TASK OBJECTIVE: Every line below that includes the word "JSON" needs to be copied.

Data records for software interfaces
--- START ---

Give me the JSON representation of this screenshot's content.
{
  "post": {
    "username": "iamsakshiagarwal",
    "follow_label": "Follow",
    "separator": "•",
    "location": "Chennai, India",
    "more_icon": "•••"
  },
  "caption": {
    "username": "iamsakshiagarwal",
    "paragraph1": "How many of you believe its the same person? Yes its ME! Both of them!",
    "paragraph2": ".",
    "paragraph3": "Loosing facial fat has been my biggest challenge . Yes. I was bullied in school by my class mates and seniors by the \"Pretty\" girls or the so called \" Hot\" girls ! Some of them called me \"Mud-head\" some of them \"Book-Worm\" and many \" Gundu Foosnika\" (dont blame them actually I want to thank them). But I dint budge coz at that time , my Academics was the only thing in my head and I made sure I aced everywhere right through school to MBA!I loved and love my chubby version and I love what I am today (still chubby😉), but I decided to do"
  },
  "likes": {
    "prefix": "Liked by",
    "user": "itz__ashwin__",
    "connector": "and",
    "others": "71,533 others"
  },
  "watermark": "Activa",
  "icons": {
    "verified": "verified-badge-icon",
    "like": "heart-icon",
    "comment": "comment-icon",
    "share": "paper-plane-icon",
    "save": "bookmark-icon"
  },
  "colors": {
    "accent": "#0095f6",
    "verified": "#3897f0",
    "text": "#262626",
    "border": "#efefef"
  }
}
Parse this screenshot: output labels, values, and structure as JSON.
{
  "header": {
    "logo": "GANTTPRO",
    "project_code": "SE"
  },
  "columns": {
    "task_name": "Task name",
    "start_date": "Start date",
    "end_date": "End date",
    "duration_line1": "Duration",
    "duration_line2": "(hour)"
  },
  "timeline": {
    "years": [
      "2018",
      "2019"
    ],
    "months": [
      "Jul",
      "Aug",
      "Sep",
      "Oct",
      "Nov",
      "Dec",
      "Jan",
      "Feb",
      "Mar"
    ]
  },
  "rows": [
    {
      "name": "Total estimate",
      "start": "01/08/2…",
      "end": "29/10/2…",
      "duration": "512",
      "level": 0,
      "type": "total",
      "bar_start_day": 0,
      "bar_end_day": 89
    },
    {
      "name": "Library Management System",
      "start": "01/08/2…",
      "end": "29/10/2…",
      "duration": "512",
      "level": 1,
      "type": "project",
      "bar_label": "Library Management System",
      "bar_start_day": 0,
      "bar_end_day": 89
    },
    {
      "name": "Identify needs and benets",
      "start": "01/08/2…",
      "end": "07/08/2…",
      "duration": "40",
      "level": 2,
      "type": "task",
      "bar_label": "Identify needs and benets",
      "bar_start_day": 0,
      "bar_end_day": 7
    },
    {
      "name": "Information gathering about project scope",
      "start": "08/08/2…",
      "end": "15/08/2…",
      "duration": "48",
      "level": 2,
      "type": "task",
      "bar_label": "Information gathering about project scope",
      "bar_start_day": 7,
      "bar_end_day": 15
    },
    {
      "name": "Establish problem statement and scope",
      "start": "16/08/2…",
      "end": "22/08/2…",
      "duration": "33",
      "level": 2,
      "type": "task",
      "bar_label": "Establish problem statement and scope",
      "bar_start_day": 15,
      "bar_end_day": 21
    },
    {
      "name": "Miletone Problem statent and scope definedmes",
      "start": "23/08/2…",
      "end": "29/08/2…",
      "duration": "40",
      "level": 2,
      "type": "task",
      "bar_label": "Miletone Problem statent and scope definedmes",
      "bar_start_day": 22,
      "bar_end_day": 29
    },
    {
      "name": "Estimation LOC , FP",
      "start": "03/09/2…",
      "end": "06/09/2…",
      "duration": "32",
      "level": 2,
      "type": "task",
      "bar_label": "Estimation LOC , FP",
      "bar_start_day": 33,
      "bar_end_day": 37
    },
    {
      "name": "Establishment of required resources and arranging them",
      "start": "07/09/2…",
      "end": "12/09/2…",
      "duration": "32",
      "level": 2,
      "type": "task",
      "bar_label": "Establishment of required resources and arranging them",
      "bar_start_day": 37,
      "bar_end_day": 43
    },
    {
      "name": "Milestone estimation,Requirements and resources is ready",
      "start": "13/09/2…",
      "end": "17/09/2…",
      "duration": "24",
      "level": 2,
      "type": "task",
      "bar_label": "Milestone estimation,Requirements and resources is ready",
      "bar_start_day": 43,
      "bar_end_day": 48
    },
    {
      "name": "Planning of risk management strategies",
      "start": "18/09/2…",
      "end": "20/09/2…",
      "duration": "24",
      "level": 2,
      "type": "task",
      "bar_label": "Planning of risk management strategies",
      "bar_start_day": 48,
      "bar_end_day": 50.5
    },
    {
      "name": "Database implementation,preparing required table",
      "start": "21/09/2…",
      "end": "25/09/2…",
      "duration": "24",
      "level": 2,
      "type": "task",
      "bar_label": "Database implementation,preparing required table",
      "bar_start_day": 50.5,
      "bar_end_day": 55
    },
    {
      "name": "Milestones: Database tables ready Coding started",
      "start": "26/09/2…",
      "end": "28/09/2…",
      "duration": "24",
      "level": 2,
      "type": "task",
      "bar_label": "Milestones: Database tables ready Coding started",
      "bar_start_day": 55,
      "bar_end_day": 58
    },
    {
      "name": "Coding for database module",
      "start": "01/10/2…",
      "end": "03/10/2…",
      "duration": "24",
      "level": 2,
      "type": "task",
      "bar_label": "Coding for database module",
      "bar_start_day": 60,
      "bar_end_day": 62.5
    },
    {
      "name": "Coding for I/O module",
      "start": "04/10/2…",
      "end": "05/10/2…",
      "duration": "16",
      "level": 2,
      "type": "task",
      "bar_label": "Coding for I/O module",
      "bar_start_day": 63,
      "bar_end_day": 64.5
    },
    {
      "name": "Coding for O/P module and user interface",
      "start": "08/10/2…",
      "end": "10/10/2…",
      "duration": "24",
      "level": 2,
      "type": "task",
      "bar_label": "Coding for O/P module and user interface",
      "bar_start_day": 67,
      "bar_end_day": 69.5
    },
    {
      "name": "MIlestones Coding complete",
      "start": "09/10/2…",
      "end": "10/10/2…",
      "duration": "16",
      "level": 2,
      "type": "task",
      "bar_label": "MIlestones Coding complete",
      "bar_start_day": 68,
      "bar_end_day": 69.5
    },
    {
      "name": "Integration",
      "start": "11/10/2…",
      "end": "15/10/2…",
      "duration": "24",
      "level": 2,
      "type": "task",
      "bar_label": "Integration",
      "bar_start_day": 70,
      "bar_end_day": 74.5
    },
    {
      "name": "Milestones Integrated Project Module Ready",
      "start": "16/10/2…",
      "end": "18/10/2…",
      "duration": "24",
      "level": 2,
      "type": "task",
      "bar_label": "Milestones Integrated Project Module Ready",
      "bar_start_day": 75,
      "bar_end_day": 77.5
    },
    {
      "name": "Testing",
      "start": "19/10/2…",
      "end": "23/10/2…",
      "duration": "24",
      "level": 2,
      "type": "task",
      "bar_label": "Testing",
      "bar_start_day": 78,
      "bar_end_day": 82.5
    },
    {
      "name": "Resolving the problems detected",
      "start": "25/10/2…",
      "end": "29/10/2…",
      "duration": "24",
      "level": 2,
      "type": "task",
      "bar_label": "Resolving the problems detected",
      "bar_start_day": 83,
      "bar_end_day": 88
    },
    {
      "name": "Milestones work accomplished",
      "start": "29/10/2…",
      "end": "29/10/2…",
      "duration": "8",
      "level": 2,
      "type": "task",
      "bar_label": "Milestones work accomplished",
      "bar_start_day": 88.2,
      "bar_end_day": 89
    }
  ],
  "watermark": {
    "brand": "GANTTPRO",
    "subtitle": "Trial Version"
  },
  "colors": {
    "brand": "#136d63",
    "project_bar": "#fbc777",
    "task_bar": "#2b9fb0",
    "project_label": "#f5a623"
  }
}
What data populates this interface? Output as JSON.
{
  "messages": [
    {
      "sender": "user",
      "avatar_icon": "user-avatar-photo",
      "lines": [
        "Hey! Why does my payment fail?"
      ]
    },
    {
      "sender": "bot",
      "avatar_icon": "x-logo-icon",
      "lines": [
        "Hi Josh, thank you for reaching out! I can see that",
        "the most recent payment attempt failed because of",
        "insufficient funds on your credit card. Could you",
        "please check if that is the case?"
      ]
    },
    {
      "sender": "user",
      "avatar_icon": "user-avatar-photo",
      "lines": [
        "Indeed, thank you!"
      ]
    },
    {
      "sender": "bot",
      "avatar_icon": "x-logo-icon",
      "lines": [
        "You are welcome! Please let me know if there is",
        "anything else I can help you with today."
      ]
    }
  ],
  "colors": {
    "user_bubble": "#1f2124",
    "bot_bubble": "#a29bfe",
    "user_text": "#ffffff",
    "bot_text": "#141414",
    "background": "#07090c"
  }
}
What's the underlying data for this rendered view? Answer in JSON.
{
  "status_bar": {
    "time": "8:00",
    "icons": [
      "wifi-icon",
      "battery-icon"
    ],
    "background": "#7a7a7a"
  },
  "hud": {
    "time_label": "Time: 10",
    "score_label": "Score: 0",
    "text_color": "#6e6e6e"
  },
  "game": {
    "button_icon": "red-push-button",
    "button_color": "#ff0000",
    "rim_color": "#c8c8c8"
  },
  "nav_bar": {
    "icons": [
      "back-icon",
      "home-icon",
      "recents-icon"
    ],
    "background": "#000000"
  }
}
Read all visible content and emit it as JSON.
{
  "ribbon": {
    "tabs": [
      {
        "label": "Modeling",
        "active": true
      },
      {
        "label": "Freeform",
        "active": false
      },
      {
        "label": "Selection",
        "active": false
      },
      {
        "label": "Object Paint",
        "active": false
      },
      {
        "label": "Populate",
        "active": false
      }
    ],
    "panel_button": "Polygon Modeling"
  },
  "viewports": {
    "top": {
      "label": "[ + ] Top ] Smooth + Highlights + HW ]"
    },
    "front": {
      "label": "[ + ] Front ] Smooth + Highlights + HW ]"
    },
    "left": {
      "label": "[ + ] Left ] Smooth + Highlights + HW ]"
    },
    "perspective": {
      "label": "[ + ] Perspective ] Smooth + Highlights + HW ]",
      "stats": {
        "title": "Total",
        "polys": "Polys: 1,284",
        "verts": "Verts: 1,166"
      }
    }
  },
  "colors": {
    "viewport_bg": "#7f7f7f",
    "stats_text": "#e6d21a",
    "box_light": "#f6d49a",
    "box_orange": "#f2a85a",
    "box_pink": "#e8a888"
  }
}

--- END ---

TASK RESULT:
Give me the JSON representation of this screenshot's content.
Parse this screenshot: output labels, values, and structure as JSON.
What data populates this interface? Output as JSON.
What's the underlying data for this rendered view? Answer in JSON.
Read all visible content and emit it as JSON.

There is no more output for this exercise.